Posted by: Robert Deutschmann, Personal Injury Lawyer
MK and Aviva Insurance Canada, 2018 CanLII 13164 ON LAT 17-003608
Date of Decision: February 13, 2018
Heard Before: Adjudicator Robert Watt
MIG and NEB: applicant fails to make case for NEB; applicant fails to attend IEs; applicant's injuries fall within MIG;
The applicant was involved in a car accident on January 6, 2013, when his vehicle was hit by another car. His car spun around, and the airbags deployed. His knees hit the dashboard and the back of his neck hit the head rest. He went to the hospital the same day and was given medication for pain management. He returned to work approximately four weeks after the accident. Aviva classified the injuries as falling within the MIG and paid $3,411.34 in medical benefits.
Three years after the accident the applicant submitted a Disability Certificate applying for NEBs , and in 2016 the applicant submitted a treatment and assessment plan proposing $8000.00 in chronic pain treatment but refused to attend a section 44 assessment.
Aviva declined funding in an EOB dated April 8, 2016 and requested an IE. Its explanation for denial was that the applicant had not provided compelling evidence that the impairment sustained was not predominantly a minor injury. Aviva scheduled a psychological assessment on April 26, 2016, and a physiatry assessment on May 20, 2016.
The applicant refused to attend either appointment, on the basis that the notice was not proper, taking the position that it dealt only with MIG issues. The applicant applied to the LAT for resolution of disputes over the benefits.
- Is the applicant in non-compliance with section 44 of the Schedule for refusing to attend an insurer’s examination? If so, what is the period of non-compliance?
- Is the applicant prohibited from bringing a claim for NEBs because he did not suffer a complete inability to carry on a normal life within 104 weeks after the accident?
- Do the applicant’s injuries fall within the MIG?
- Is the applicant entitled to receive a non-earner benefit in the amount of $185.00 per week for the period September 28, 2016 to-date, and ongoing?
- Is the applicant entitled to receive a medical benefit in the amount of $7,945.17 for physiotherapy in a treatment plan dated March 28, 2016?
- Is the applicant entitled to interest on any overdue payment of benefits?
- The applicant is in non-compliance with section 44 of the Schedule and as a result of the applicant’s non-compliance, he is not permitted to proceed with his application for a medical benefit in the amount of $7,945.17 for physiotherapy.
- The applicant has not suffered a complete inability to carry on a normal life as a result of, and within 104 weeks after the accident.
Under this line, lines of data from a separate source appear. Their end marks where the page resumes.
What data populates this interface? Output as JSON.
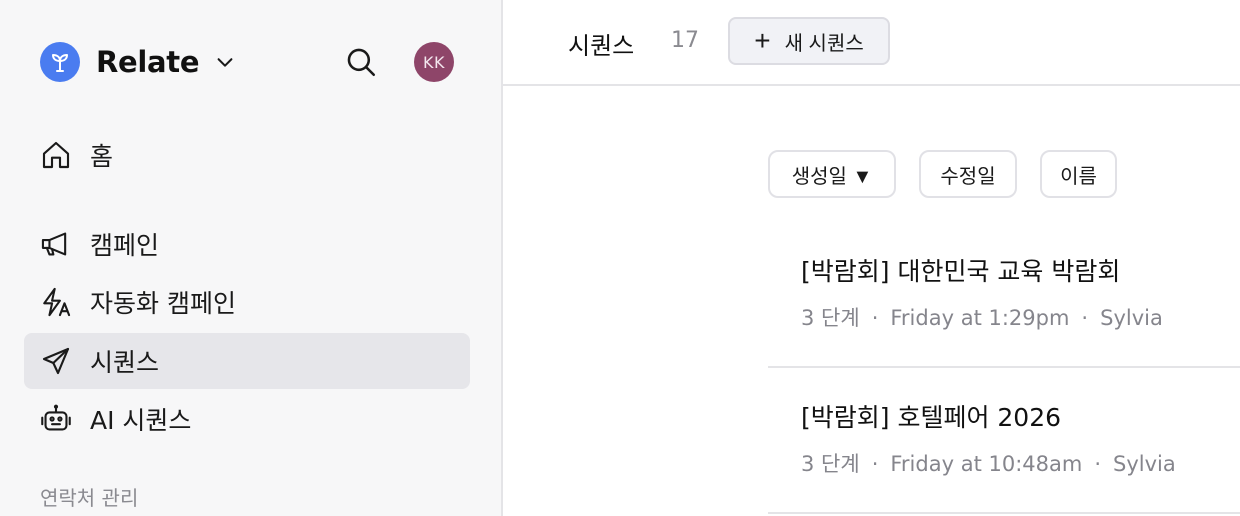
{
  "sidebar": {
    "brand_name": "Relate",
    "avatar_initials": "KK",
    "nav": {
      "home": "홈",
      "campaign": "캠페인",
      "auto_campaign": "자동화 캠페인",
      "sequence": "시퀀스",
      "ai_sequence": "AI 시퀀스"
    },
    "section_contacts": "연락처 관리"
  },
  "main": {
    "tab_title": "시퀀스",
    "tab_count": "17",
    "new_button_label": "새 시퀀스",
    "new_button_plus": "+",
    "sort": {
      "created": "생성일 ▼",
      "modified": "수정일",
      "name": "이름"
    },
    "rows": [
      {
        "title": "[박람회] 대한민국 교육 박람회",
        "steps": "3 단계",
        "time": "Friday at 1:29pm",
        "owner": "Sylvia"
      },
      {
        "title": "[박람회] 호텔페어 2026",
        "steps": "3 단계",
        "time": "Friday at 10:48am",
        "owner": "Sylvia"
      }
    ],
    "meta_separator": "·"
  },
  "colors": {
    "brand_blue": "#4a7cf0",
    "avatar": "#8e4569",
    "active_nav": "#e6e6ea"
  },
  "icons": [
    "brand-logo-icon",
    "chevron-down-icon",
    "search-icon",
    "home-icon",
    "megaphone-icon",
    "lightning-a-icon",
    "paper-plane-icon",
    "robot-icon",
    "plus-icon"
  ]
}
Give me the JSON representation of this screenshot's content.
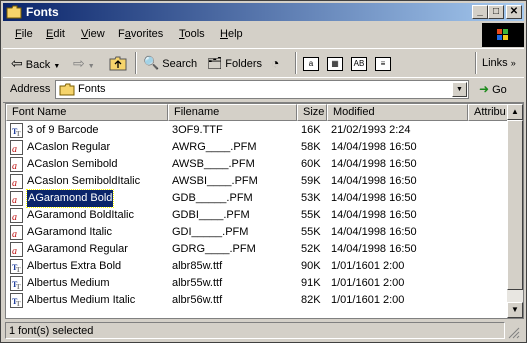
{
  "window": {
    "title": "Fonts"
  },
  "menu": [
    {
      "label": "File",
      "key": "F",
      "rest": "ile"
    },
    {
      "label": "Edit",
      "key": "E",
      "rest": "dit"
    },
    {
      "label": "View",
      "key": "V",
      "rest": "iew"
    },
    {
      "label": "Favorites",
      "key": "a",
      "pre": "F",
      "rest": "vorites"
    },
    {
      "label": "Tools",
      "key": "T",
      "rest": "ools"
    },
    {
      "label": "Help",
      "key": "H",
      "rest": "elp"
    }
  ],
  "toolbar": {
    "back_label": "Back",
    "search_label": "Search",
    "folders_label": "Folders",
    "links_label": "Links"
  },
  "address": {
    "label": "Address",
    "value": "Fonts",
    "go_label": "Go"
  },
  "columns": [
    "Font Name",
    "Filename",
    "Size",
    "Modified",
    "Attribu"
  ],
  "rows": [
    {
      "name": "3 of 9 Barcode",
      "file": "3OF9.TTF",
      "size": "16K",
      "modified": "21/02/1993 2:24",
      "type": "tt"
    },
    {
      "name": "ACaslon Regular",
      "file": "AWRG____.PFM",
      "size": "58K",
      "modified": "14/04/1998 16:50",
      "type": "a"
    },
    {
      "name": "ACaslon Semibold",
      "file": "AWSB____.PFM",
      "size": "60K",
      "modified": "14/04/1998 16:50",
      "type": "a"
    },
    {
      "name": "ACaslon SemiboldItalic",
      "file": "AWSBI____.PFM",
      "size": "59K",
      "modified": "14/04/1998 16:50",
      "type": "a"
    },
    {
      "name": "AGaramond Bold",
      "file": "GDB_____.PFM",
      "size": "53K",
      "modified": "14/04/1998 16:50",
      "type": "a",
      "selected": true
    },
    {
      "name": "AGaramond BoldItalic",
      "file": "GDBI____.PFM",
      "size": "55K",
      "modified": "14/04/1998 16:50",
      "type": "a"
    },
    {
      "name": "AGaramond Italic",
      "file": "GDI_____.PFM",
      "size": "55K",
      "modified": "14/04/1998 16:50",
      "type": "a"
    },
    {
      "name": "AGaramond Regular",
      "file": "GDRG____.PFM",
      "size": "52K",
      "modified": "14/04/1998 16:50",
      "type": "a"
    },
    {
      "name": "Albertus Extra Bold",
      "file": "albr85w.ttf",
      "size": "90K",
      "modified": "1/01/1601 2:00",
      "type": "tt"
    },
    {
      "name": "Albertus Medium",
      "file": "albr55w.ttf",
      "size": "91K",
      "modified": "1/01/1601 2:00",
      "type": "tt"
    },
    {
      "name": "Albertus Medium Italic",
      "file": "albr56w.ttf",
      "size": "82K",
      "modified": "1/01/1601 2:00",
      "type": "tt"
    }
  ],
  "status": {
    "text": "1 font(s) selected"
  }
}
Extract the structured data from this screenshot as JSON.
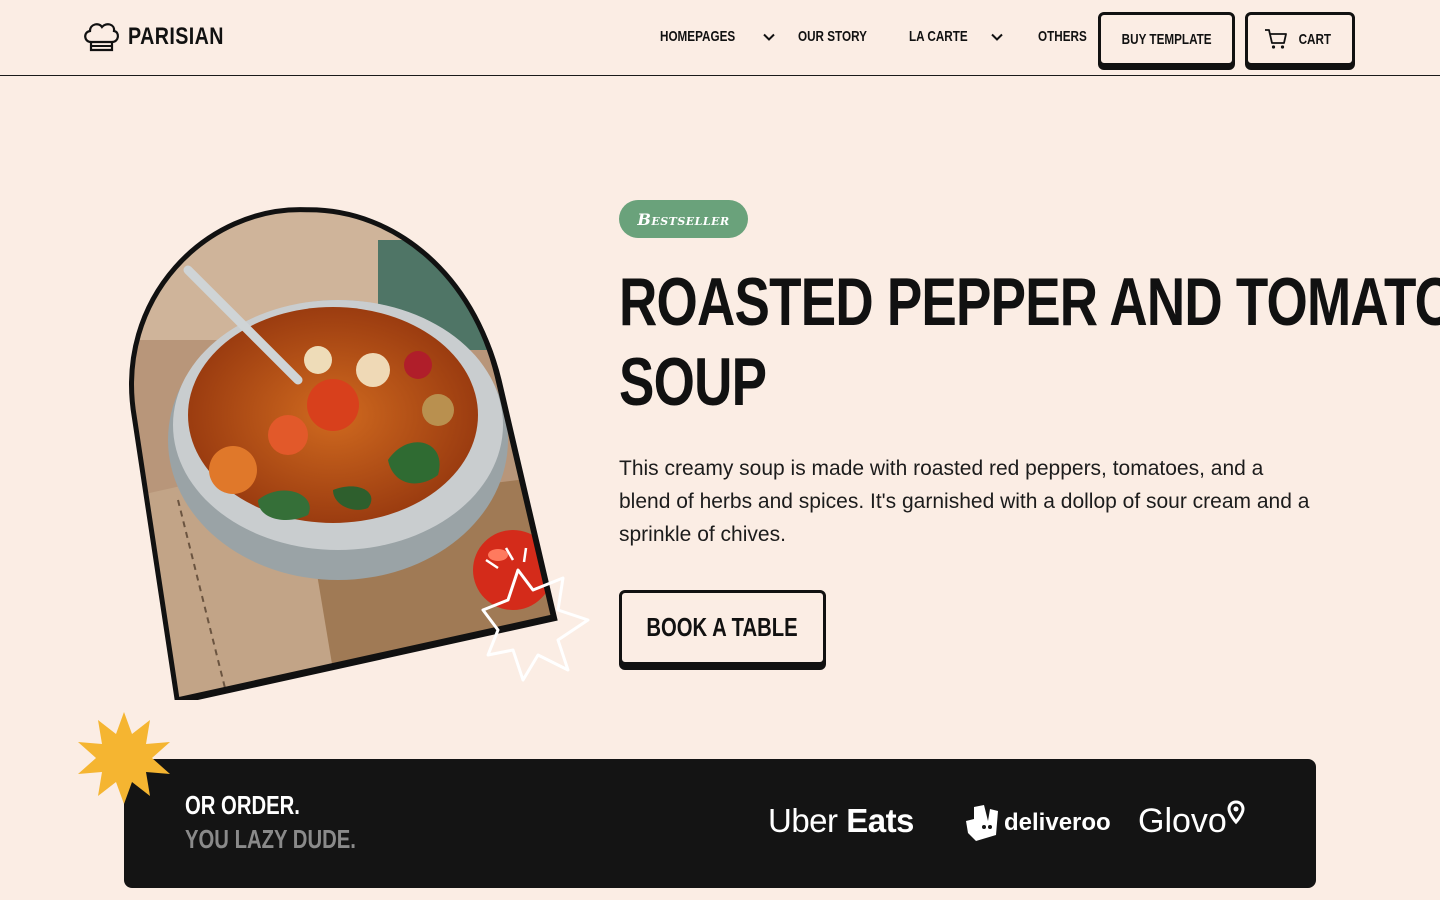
{
  "brand": {
    "name": "PARISIAN",
    "logo_icon": "chef-hat-icon"
  },
  "nav": {
    "items": [
      {
        "label": "HOMEPAGES",
        "has_dropdown": true
      },
      {
        "label": "OUR STORY",
        "has_dropdown": false
      },
      {
        "label": "LA CARTE",
        "has_dropdown": true
      },
      {
        "label": "OTHERS",
        "has_dropdown": true
      }
    ],
    "buy_label": "BUY TEMPLATE",
    "cart_label": "CART",
    "cart_icon": "cart-icon"
  },
  "hero": {
    "badge": "Bestseller",
    "title_line1": "ROASTED PEPPER AND TOMATO",
    "title_line2": "SOUP",
    "description": "This creamy soup is made with roasted red peppers, tomatoes, and a blend of herbs and spices. It's garnished with a dollop of sour cream and a sprinkle of chives.",
    "cta": "BOOK A TABLE",
    "image_icon": "soup-bowl-image"
  },
  "order": {
    "line1": "OR ORDER.",
    "line2": "YOU LAZY DUDE.",
    "partners": [
      "Uber Eats",
      "deliveroo",
      "Glovo"
    ],
    "uber_part1": "Uber",
    "uber_part2": "Eats",
    "glovo_part": "Glovo"
  },
  "colors": {
    "background": "#fbede4",
    "text": "#111111",
    "badge": "#6aa27b",
    "banner": "#141414",
    "star": "#f5b531",
    "subtext": "#8a8a8a"
  }
}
The applicant is not entitled to receive a non-earner benefit in the amount of $185.00 per week for the period September 28, 2016 to-date, and ongoing.
- The applicant’s injuries fall within the MIG.
- The applicant is not entitled to any interest.
Section 44 of the Schedule permits an insurer to require an insured to be examined by a regulated health professional to determine if the insured is entitled to benefits. The notice for any IE has to set out the medical and any other reasons for the examination and the particulars of the examination (date, time, location, who will conduct the exam, etc.). The courts have held that if an insurer believes that the MIG applies, it must indicate in the notice the following information: that it has reviewed the treating health practitioner’s opinion; has reviewed the MIG and compared it to the treating health practitioner’s opinion; and concluded that in its view, the applicant’s treating health practitioner has not provided compelling evidence that the applicant’s injuries fall outside the MIG.
If the insured fails to attend the IE, then pursuant to Section 55(1)2 of the Schedule, the insured shall not proceed with an application to the Tribunal until the insured has complied with Section 44.
The Adjudicator reviewed Aviva’s letter dated April 8, 2016 and concluded that Aviva’s EOB meets all of the requirements for proper notice.
The applicant did not address the Section 44 issue in his written submissions. He did not provide any evidence as to why he did not attend the IE or in what way the notice was deficient.
On that basis the Adjudicator found that the applicant is prevented from proceeding with his application, until he complies with the Section 44 request by Aviva.
The Adjudicator then turned to the NEB application and noted that the onus is on the applicant to prove his case. The Adjudicator noted that there was not sufficient evidence before to show that the applicant suffered a complete inability to carry on a normal life as a result, and within 104 weeks, of the accident.